▶ _Data records_:
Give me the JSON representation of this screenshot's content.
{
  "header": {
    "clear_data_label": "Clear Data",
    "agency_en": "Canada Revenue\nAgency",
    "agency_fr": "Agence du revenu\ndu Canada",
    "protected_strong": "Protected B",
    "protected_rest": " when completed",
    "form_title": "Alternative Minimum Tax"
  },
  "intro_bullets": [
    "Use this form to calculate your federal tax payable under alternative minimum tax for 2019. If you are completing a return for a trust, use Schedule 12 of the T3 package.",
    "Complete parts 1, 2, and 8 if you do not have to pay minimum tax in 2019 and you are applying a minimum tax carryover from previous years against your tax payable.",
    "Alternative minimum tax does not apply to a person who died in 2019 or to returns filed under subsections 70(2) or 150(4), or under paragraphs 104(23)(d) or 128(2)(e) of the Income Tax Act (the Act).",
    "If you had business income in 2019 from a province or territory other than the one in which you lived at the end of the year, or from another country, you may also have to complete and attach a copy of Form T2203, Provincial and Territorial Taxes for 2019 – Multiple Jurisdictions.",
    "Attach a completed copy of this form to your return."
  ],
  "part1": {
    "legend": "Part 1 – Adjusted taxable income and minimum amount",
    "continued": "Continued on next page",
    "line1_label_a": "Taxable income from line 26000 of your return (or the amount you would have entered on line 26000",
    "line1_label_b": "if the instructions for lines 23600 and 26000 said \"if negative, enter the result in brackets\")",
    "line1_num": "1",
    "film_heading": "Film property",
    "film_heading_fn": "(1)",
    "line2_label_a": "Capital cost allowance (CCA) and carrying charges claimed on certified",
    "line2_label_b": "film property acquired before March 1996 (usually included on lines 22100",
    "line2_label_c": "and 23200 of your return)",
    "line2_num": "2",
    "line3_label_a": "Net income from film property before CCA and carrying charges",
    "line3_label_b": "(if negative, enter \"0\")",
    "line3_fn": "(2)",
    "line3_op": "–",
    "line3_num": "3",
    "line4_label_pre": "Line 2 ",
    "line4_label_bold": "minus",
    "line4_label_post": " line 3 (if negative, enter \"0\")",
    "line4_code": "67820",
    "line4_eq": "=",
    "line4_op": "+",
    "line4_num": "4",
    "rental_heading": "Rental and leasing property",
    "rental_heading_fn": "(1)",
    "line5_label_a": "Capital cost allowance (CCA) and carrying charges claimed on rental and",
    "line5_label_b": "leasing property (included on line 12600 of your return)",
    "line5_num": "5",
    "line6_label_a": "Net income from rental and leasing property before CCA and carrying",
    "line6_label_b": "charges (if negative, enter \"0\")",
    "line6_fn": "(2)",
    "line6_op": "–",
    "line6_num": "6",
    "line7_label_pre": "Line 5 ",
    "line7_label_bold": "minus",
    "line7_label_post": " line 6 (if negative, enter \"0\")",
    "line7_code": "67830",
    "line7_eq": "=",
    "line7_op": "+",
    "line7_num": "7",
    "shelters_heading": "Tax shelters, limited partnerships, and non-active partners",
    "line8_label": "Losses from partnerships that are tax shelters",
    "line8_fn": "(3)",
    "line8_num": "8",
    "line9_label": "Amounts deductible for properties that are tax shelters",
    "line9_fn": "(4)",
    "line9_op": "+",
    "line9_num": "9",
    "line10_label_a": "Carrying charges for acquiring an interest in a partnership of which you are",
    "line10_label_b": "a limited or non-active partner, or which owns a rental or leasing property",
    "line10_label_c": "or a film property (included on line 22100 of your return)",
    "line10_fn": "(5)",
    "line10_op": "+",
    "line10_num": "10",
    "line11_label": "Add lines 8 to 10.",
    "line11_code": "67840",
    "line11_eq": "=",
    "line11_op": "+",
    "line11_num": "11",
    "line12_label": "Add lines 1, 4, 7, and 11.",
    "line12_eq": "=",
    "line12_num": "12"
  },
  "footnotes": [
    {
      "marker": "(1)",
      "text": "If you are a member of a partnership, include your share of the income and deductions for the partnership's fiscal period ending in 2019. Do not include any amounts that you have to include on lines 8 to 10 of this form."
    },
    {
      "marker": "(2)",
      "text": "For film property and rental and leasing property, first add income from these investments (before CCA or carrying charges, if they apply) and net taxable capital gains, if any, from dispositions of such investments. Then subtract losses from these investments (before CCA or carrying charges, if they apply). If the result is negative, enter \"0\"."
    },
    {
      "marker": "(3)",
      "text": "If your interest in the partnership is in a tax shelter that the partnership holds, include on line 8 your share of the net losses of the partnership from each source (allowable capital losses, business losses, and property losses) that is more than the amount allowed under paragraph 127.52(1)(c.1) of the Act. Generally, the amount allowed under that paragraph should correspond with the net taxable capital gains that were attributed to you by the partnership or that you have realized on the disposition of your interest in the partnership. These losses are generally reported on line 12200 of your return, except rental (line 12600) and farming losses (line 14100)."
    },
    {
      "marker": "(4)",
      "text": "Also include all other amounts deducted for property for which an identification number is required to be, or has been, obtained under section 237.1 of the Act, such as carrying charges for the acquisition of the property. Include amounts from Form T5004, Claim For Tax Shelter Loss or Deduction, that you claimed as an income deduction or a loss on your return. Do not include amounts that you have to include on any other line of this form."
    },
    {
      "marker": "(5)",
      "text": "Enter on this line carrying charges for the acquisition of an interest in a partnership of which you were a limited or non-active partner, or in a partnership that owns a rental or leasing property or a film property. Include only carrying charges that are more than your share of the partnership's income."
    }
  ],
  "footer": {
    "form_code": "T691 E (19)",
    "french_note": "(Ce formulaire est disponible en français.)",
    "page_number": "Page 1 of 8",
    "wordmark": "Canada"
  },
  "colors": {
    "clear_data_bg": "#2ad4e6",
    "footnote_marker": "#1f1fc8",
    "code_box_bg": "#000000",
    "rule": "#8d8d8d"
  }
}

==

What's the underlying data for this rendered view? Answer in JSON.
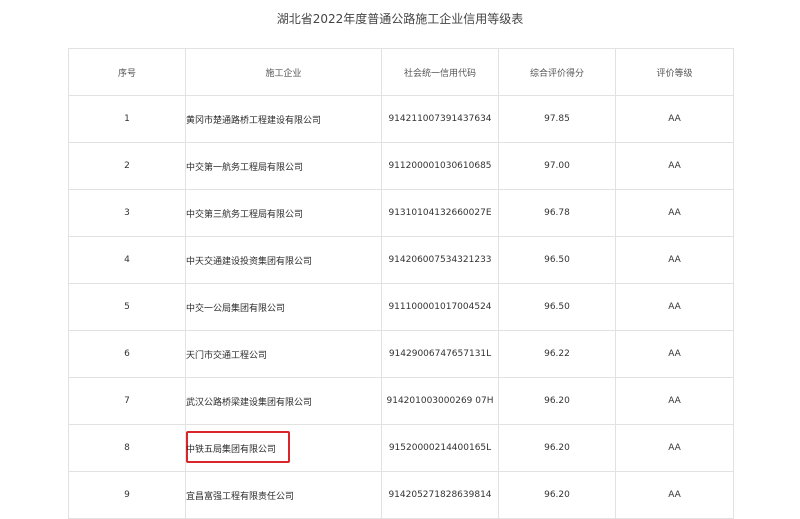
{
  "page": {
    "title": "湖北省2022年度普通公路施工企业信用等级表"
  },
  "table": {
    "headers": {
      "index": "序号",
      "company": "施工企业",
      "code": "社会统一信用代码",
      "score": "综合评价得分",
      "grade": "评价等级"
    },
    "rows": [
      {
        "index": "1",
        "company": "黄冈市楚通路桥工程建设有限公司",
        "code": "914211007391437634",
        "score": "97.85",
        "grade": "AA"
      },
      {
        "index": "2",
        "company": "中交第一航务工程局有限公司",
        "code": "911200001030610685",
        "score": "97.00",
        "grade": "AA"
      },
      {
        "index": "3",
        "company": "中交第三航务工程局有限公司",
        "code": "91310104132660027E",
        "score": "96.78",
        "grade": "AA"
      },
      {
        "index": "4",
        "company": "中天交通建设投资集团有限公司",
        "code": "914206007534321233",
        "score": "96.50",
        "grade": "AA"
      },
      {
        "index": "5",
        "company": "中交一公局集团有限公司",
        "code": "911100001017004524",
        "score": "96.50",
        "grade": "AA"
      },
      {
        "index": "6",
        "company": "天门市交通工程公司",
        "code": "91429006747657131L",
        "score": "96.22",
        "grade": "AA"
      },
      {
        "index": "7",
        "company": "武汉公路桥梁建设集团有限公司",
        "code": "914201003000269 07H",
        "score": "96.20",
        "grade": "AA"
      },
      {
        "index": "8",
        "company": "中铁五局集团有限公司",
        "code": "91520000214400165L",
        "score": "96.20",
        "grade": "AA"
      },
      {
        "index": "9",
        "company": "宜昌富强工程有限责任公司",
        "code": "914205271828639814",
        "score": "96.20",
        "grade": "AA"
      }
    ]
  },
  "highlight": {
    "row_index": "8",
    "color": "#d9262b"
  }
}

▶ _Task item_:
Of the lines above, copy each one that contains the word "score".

▶ _Output of the task_:
      "score": "综合评价得分",
        "score": "97.85",
        "score": "97.00",
        "score": "96.78",
        "score": "96.50",
        "score": "96.50",
        "score": "96.22",
        "score": "96.20",
        "score": "96.20",
        "score": "96.20",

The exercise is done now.